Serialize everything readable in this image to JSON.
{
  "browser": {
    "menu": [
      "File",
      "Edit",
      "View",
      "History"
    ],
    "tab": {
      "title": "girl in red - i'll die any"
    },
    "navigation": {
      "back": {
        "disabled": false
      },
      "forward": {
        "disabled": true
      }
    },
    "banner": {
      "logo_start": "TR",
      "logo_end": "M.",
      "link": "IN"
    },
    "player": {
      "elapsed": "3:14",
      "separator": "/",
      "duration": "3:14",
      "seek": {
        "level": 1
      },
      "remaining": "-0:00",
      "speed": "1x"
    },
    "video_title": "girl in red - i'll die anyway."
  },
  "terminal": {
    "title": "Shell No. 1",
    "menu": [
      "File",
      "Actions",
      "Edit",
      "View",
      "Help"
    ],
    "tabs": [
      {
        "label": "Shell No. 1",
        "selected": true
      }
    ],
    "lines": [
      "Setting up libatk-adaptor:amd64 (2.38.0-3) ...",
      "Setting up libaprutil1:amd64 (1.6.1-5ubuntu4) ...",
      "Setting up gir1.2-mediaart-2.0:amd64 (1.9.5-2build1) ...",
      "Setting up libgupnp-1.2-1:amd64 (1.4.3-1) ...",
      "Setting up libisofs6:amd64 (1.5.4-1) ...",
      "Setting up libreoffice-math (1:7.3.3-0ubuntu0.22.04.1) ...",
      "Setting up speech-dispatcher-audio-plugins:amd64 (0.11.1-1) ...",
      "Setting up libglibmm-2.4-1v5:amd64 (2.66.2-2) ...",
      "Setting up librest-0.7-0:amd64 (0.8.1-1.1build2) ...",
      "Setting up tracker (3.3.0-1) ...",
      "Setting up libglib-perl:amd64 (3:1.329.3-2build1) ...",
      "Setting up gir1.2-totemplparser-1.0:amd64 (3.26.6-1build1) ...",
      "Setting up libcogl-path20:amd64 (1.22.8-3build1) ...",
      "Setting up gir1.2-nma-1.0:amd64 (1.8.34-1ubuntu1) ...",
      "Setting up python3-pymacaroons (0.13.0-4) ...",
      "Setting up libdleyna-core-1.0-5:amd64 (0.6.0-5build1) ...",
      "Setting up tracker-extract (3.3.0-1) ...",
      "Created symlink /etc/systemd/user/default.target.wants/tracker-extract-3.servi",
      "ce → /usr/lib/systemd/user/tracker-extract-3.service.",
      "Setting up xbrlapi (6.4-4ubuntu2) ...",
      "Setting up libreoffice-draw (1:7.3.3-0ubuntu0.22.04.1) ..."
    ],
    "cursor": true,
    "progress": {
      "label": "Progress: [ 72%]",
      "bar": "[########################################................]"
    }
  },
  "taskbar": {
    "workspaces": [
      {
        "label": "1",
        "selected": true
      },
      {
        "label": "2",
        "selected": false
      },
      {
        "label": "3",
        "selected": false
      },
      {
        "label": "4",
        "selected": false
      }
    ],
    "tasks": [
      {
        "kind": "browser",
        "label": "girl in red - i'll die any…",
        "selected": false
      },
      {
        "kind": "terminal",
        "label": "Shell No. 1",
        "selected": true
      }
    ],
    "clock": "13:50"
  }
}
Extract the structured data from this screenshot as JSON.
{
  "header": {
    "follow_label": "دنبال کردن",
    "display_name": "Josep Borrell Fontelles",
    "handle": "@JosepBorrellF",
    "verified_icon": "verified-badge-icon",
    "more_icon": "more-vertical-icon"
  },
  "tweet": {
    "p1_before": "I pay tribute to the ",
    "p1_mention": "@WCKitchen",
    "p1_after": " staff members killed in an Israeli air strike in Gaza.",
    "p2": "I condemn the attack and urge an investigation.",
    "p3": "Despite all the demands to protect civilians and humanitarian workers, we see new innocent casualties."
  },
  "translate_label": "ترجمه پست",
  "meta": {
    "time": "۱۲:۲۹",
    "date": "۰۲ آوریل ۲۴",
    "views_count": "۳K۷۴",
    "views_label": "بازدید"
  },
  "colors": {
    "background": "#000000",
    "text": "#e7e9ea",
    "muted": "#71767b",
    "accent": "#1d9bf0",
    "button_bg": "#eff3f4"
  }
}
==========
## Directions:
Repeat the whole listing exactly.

## Answer:
Serialize everything readable in this image to JSON.
{
  "browser": {
    "menu": [
      "File",
      "Edit",
      "View",
      "History"
    ],
    "tab": {
      "title": "girl in red - i'll die any"
    },
    "navigation": {
      "back": {
        "disabled": false
      },
      "forward": {
        "disabled": true
      }
    },
    "banner": {
      "logo_start": "TR",
      "logo_end": "M.",
      "link": "IN"
    },
    "player": {
      "elapsed": "3:14",
      "separator": "/",
      "duration": "3:14",
      "seek": {
        "level": 1
      },
      "remaining": "-0:00",
      "speed": "1x"
    },
    "video_title": "girl in red - i'll die anyway."
  },
  "terminal": {
    "title": "Shell No. 1",
    "menu": [
      "File",
      "Actions",
      "Edit",
      "View",
      "Help"
    ],
    "tabs": [
      {
        "label": "Shell No. 1",
        "selected": true
      }
    ],
    "lines": [
      "Setting up libatk-adaptor:amd64 (2.38.0-3) ...",
      "Setting up libaprutil1:amd64 (1.6.1-5ubuntu4) ...",
      "Setting up gir1.2-mediaart-2.0:amd64 (1.9.5-2build1) ...",
      "Setting up libgupnp-1.2-1:amd64 (1.4.3-1) ...",
      "Setting up libisofs6:amd64 (1.5.4-1) ...",
      "Setting up libreoffice-math (1:7.3.3-0ubuntu0.22.04.1) ...",
      "Setting up speech-dispatcher-audio-plugins:amd64 (0.11.1-1) ...",
      "Setting up libglibmm-2.4-1v5:amd64 (2.66.2-2) ...",
      "Setting up librest-0.7-0:amd64 (0.8.1-1.1build2) ...",
      "Setting up tracker (3.3.0-1) ...",
      "Setting up libglib-perl:amd64 (3:1.329.3-2build1) ...",
      "Setting up gir1.2-totemplparser-1.0:amd64 (3.26.6-1build1) ...",
      "Setting up libcogl-path20:amd64 (1.22.8-3build1) ...",
      "Setting up gir1.2-nma-1.0:amd64 (1.8.34-1ubuntu1) ...",
      "Setting up python3-pymacaroons (0.13.0-4) ...",
      "Setting up libdleyna-core-1.0-5:amd64 (0.6.0-5build1) ...",
      "Setting up tracker-extract (3.3.0-1) ...",
      "Created symlink /etc/systemd/user/default.target.wants/tracker-extract-3.servi",
      "ce → /usr/lib/systemd/user/tracker-extract-3.service.",
      "Setting up xbrlapi (6.4-4ubuntu2) ...",
      "Setting up libreoffice-draw (1:7.3.3-0ubuntu0.22.04.1) ..."
    ],
    "cursor": true,
    "progress": {
      "label": "Progress: [ 72%]",
      "bar": "[########################################................]"
    }
  },
  "taskbar": {
    "workspaces": [
      {
        "label": "1",
        "selected": true
      },
      {
        "label": "2",
        "selected": false
      },
      {
        "label": "3",
        "selected": false
      },
      {
        "label": "4",
        "selected": false
      }
    ],
    "tasks": [
      {
        "kind": "browser",
        "label": "girl in red - i'll die any…",
        "selected": false
      },
      {
        "kind": "terminal",
        "label": "Shell No. 1",
        "selected": true
      }
    ],
    "clock": "13:50"
  }
}
Extract the structured data from this screenshot as JSON.
{
  "header": {
    "follow_label": "دنبال کردن",
    "display_name": "Josep Borrell Fontelles",
    "handle": "@JosepBorrellF",
    "verified_icon": "verified-badge-icon",
    "more_icon": "more-vertical-icon"
  },
  "tweet": {
    "p1_before": "I pay tribute to the ",
    "p1_mention": "@WCKitchen",
    "p1_after": " staff members killed in an Israeli air strike in Gaza.",
    "p2": "I condemn the attack and urge an investigation.",
    "p3": "Despite all the demands to protect civilians and humanitarian workers, we see new innocent casualties."
  },
  "translate_label": "ترجمه پست",
  "meta": {
    "time": "۱۲:۲۹",
    "date": "۰۲ آوریل ۲۴",
    "views_count": "۳K۷۴",
    "views_label": "بازدید"
  },
  "colors": {
    "background": "#000000",
    "text": "#e7e9ea",
    "muted": "#71767b",
    "accent": "#1d9bf0",
    "button_bg": "#eff3f4"
  }
}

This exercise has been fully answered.